A major concern of customers wishing to use the cloud is who will own their data?
This is made even more complicated if multiple bodies are involved. If you give your data to a cloud provider who then outsources its work to another storage or process provider, who’s responsible if your information is lost or damaged?
Ownership rights are generally covered by three areas of law - copyright, confidentiality and contract – which all differ depending on the country. So if data is created in one country, but then stored in another the legal rules that apply become blurred.
Essentially there are two types of data in the cloud. Data that is created beforehand and put onto the cloud, and data that is created in the cloud itself. We could assume that data created beforehand should belong to the creator, thanks to copyright law. However data created in the cloud, either by the client or the provider is a different story. Deciding who owns the content here will depend on will both the type of information and, to some extent, on where it was generated.
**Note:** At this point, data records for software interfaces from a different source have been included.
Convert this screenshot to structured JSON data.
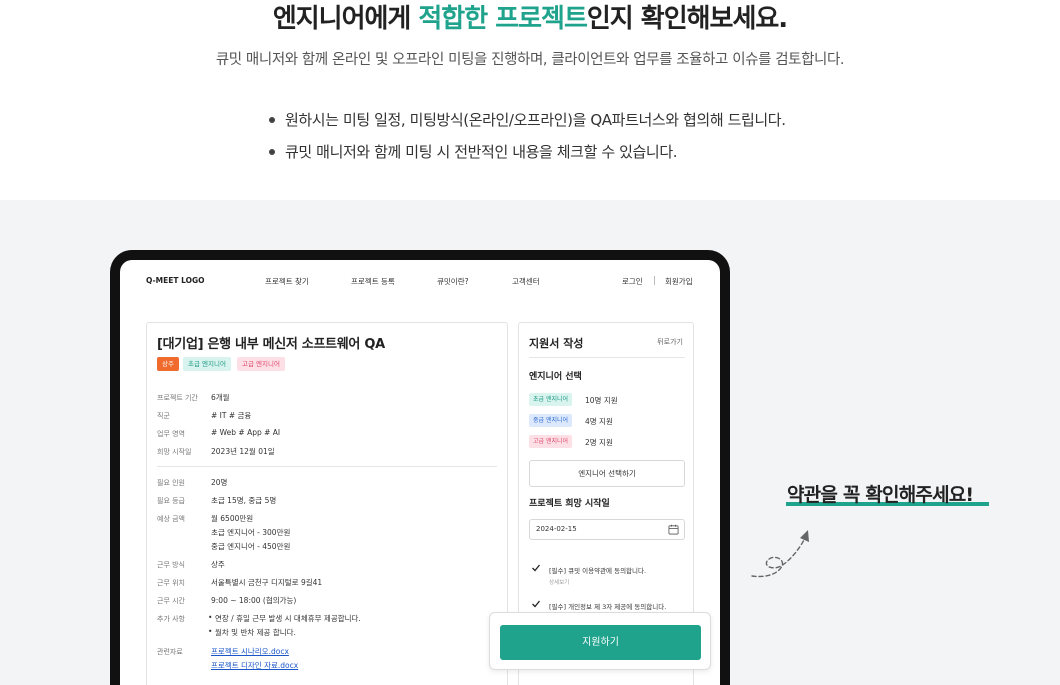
{
  "hero": {
    "title_pre": "엔지니어에게 ",
    "title_highlight": "적합한 프로젝트",
    "title_post": "인지 확인해보세요.",
    "subtitle": "큐밋 매니저와 함께 온라인 및 오프라인 미팅을 진행하며, 클라이언트와 업무를 조율하고 이슈를 검토합니다.",
    "bullets": [
      "원하시는 미팅 일정, 미팅방식(온라인/오프라인)을 QA파트너스와 협의해 드립니다.",
      "큐밋 매니저와 함께 미팅 시 전반적인 내용을 체크할 수 있습니다."
    ],
    "accent_color": "#1fa38c"
  },
  "nav": {
    "logo": "Q-MEET LOGO",
    "items": [
      "프로젝트 찾기",
      "프로젝트 등록",
      "큐밋이란?",
      "고객센터"
    ],
    "login": "로그인",
    "signup": "회원가입"
  },
  "project": {
    "title": "[대기업] 은행 내부 메신저 소프트웨어 QA",
    "tags": [
      "상주",
      "초급 엔지니어",
      "고급 엔지니어"
    ],
    "rows": [
      {
        "label": "프로젝트 기간",
        "value": "6개월"
      },
      {
        "label": "직군",
        "value": "# IT   # 금융"
      },
      {
        "label": "업무 영역",
        "value": "# Web   # App # AI"
      },
      {
        "label": "희망 시작일",
        "value": "2023년 12월 01일"
      },
      {
        "label": "필요 인원",
        "value": "20명"
      },
      {
        "label": "필요 등급",
        "value": "초급 15명, 중급 5명"
      },
      {
        "label": "예상 금액",
        "value": "월 6500만원"
      },
      {
        "label": "근무 방식",
        "value": "상주"
      },
      {
        "label": "근무 위치",
        "value": "서울특별시 금천구 디지털로 9길41"
      },
      {
        "label": "근무 시간",
        "value": "9:00 ~ 18:00 (협의가능)"
      },
      {
        "label": "추가 사항",
        "value": ""
      },
      {
        "label": "관련자료",
        "value": ""
      }
    ],
    "amount_details": [
      "초급 엔지니어 - 300만원",
      "중급 엔지니어 - 450만원"
    ],
    "extra_bullets": [
      "연장 / 휴일 근무 발생 시 대체휴무 제공합니다.",
      "월차 및 반차 제공 합니다."
    ],
    "files": [
      "프로젝트 시나리오.docx",
      "프로젝트 디자인 자료.docx"
    ]
  },
  "apply": {
    "title": "지원서 작성",
    "back": "뒤로가기",
    "engineer_section": "엔지니어 선택",
    "levels": [
      {
        "tag": "초급 엔지니어",
        "count": "10명 지원"
      },
      {
        "tag": "중급 엔지니어",
        "count": "4명 지원"
      },
      {
        "tag": "고급 엔지니어",
        "count": "2명 지원"
      }
    ],
    "select_button": "엔지니어 선택하기",
    "date_section": "프로젝트 희망 시작일",
    "date_value": "2024-02-15",
    "agreements": [
      {
        "label": "[필수] 큐밋 이용약관에 동의합니다.",
        "checked": true
      },
      {
        "label": "[필수] 개인정보 제 3자 제공에 동의합니다.",
        "checked": true
      }
    ],
    "detail_link": "상세보기",
    "submit": "지원하기"
  },
  "callout": {
    "text": "약관을 꼭 확인해주세요!"
  }
}
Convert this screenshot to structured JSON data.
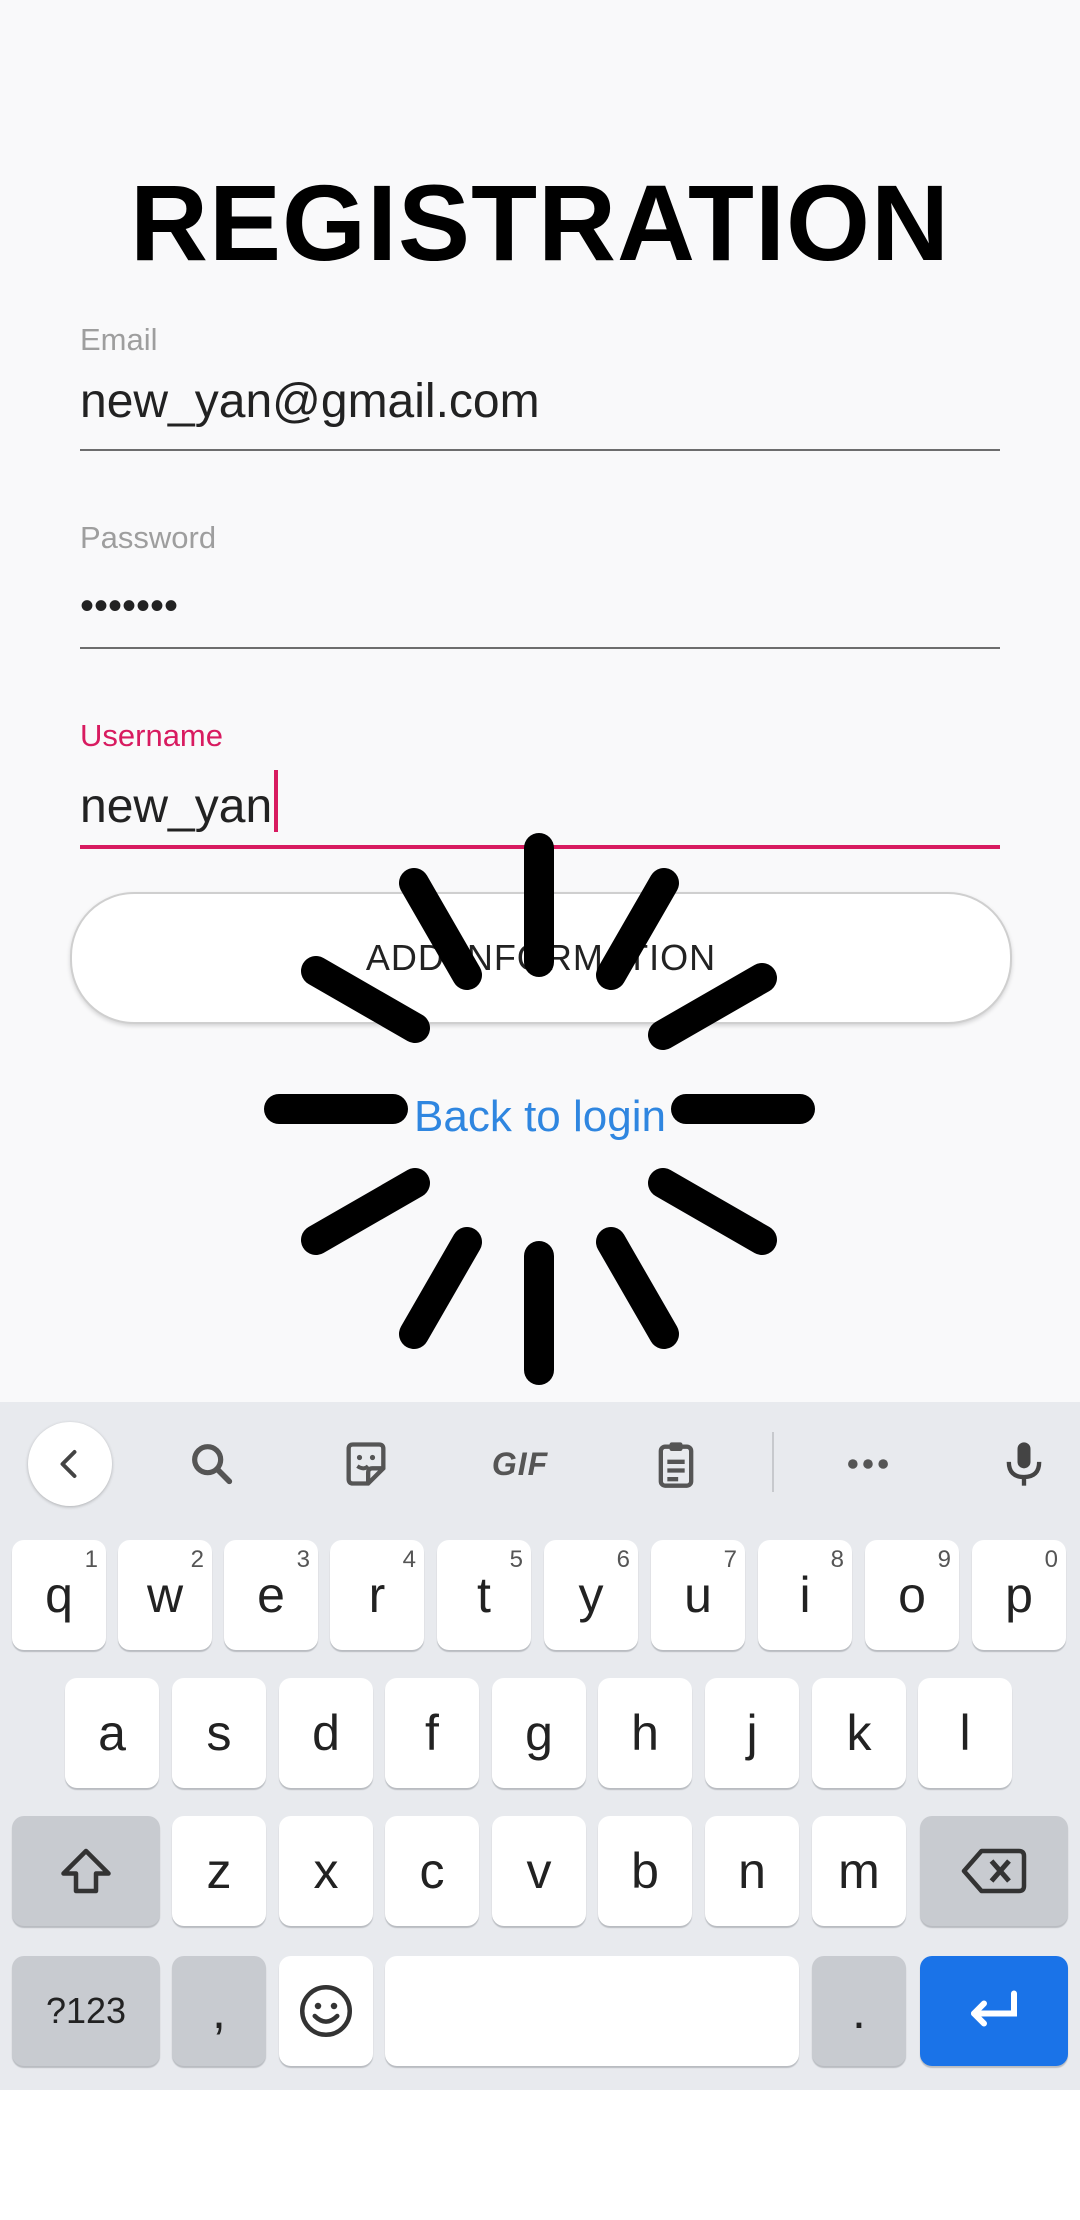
{
  "page": {
    "title": "REGISTRATION"
  },
  "form": {
    "email": {
      "label": "Email",
      "value": "new_yan@gmail.com"
    },
    "password": {
      "label": "Password",
      "value": "•••••••"
    },
    "username": {
      "label": "Username",
      "value": "new_yan"
    },
    "add_button": "ADD INFORMATION",
    "back_link": "Back to login"
  },
  "colors": {
    "accent": "#d81b60",
    "link": "#2f86e0",
    "enter_key": "#1a73e8"
  },
  "keyboard": {
    "toolbar": [
      "back-icon",
      "search-icon",
      "sticker-icon",
      "GIF",
      "clipboard-icon",
      "more-icon",
      "mic-icon"
    ],
    "gif_label": "GIF",
    "row1": [
      {
        "k": "q",
        "s": "1"
      },
      {
        "k": "w",
        "s": "2"
      },
      {
        "k": "e",
        "s": "3"
      },
      {
        "k": "r",
        "s": "4"
      },
      {
        "k": "t",
        "s": "5"
      },
      {
        "k": "y",
        "s": "6"
      },
      {
        "k": "u",
        "s": "7"
      },
      {
        "k": "i",
        "s": "8"
      },
      {
        "k": "o",
        "s": "9"
      },
      {
        "k": "p",
        "s": "0"
      }
    ],
    "row2": [
      "a",
      "s",
      "d",
      "f",
      "g",
      "h",
      "j",
      "k",
      "l"
    ],
    "row3": [
      "z",
      "x",
      "c",
      "v",
      "b",
      "n",
      "m"
    ],
    "row4": {
      "symbols": "?123",
      "comma": ",",
      "period": "."
    }
  }
}
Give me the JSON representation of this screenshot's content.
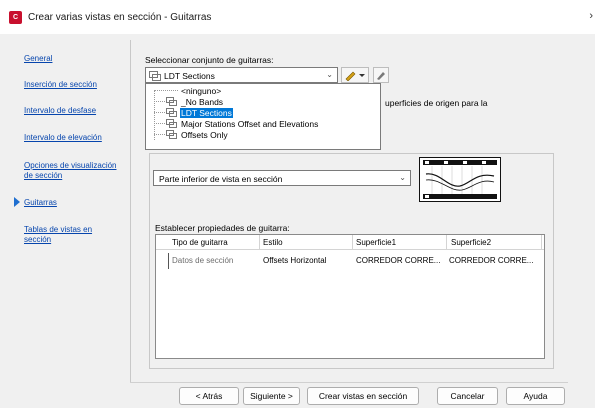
{
  "window": {
    "title": "Crear varias vistas en sección - Guitarras",
    "app_icon": "autocad-civil-icon",
    "close_glyph": "›"
  },
  "nav": {
    "items": [
      {
        "label": "General"
      },
      {
        "label": "Inserción de sección"
      },
      {
        "label": "Intervalo de desfase"
      },
      {
        "label": "Intervalo de elevación"
      },
      {
        "label": "Opciones de visualización de sección"
      },
      {
        "label": "Guitarras"
      },
      {
        "label": "Tablas de vistas en sección"
      }
    ],
    "current": "Guitarras"
  },
  "band_set": {
    "label": "Seleccionar conjunto de guitarras:",
    "value": "LDT Sections",
    "options": [
      {
        "label": "<ninguno>"
      },
      {
        "label": "_No Bands"
      },
      {
        "label": "LDT Sections"
      },
      {
        "label": "Major Stations Offset and Elevations"
      },
      {
        "label": "Offsets Only"
      }
    ],
    "selected_index": 2
  },
  "surfaces_partial_text": "uperficies de origen para la",
  "location": {
    "value": "Parte inferior de vista en sección"
  },
  "properties": {
    "label": "Establecer propiedades de guitarra:",
    "columns": [
      "Tipo de guitarra",
      "Estilo",
      "Superficie1",
      "Superficie2"
    ],
    "rows": [
      [
        "Datos de sección",
        "Offsets Horizontal",
        "CORREDOR CORRE...",
        "CORREDOR CORRE..."
      ]
    ]
  },
  "buttons": {
    "back": "< Atrás",
    "next": "Siguiente >",
    "create": "Crear vistas en sección",
    "cancel": "Cancelar",
    "help": "Ayuda"
  },
  "colors": {
    "link": "#0645ad",
    "selection": "#0078d7",
    "app_icon": "#c8102e"
  }
}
Unsurprisingly this topic is fraught with questions which may only become clearer as cloud computing develops further. Experts at the Cloud Legal Project, at Queen Mary University of London are trying to produce practical guides to address many of these legal issues. You can read more about their work here. You can read more about their work here.